Working data:
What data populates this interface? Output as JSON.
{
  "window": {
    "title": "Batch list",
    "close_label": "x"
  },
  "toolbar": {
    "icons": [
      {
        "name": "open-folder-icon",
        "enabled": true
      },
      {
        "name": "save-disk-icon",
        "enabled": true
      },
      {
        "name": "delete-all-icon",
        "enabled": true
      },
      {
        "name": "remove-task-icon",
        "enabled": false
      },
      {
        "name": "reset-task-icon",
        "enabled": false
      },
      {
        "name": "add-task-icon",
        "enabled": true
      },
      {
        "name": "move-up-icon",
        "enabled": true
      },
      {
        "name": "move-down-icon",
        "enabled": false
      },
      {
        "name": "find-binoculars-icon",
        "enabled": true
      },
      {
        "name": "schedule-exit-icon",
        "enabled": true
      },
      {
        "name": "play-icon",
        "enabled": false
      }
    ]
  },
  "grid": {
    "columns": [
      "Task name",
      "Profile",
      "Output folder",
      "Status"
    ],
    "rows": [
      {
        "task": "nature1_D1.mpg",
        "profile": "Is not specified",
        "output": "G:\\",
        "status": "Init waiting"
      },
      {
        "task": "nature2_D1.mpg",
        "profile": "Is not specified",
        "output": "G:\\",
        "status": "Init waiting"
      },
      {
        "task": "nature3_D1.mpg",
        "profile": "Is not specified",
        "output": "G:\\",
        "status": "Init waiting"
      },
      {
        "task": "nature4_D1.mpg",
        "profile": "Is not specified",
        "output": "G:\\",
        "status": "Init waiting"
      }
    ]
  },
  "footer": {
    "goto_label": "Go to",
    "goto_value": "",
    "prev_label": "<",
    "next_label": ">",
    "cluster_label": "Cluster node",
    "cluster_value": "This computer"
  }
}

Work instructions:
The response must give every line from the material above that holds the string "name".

Solution to the problem:
        "name": "open-folder-icon",
        "name": "save-disk-icon",
        "name": "delete-all-icon",
        "name": "remove-task-icon",
        "name": "reset-task-icon",
        "name": "add-task-icon",
        "name": "move-up-icon",
        "name": "move-down-icon",
        "name": "find-binoculars-icon",
        "name": "schedule-exit-icon",
        "name": "play-icon",
      "Task name",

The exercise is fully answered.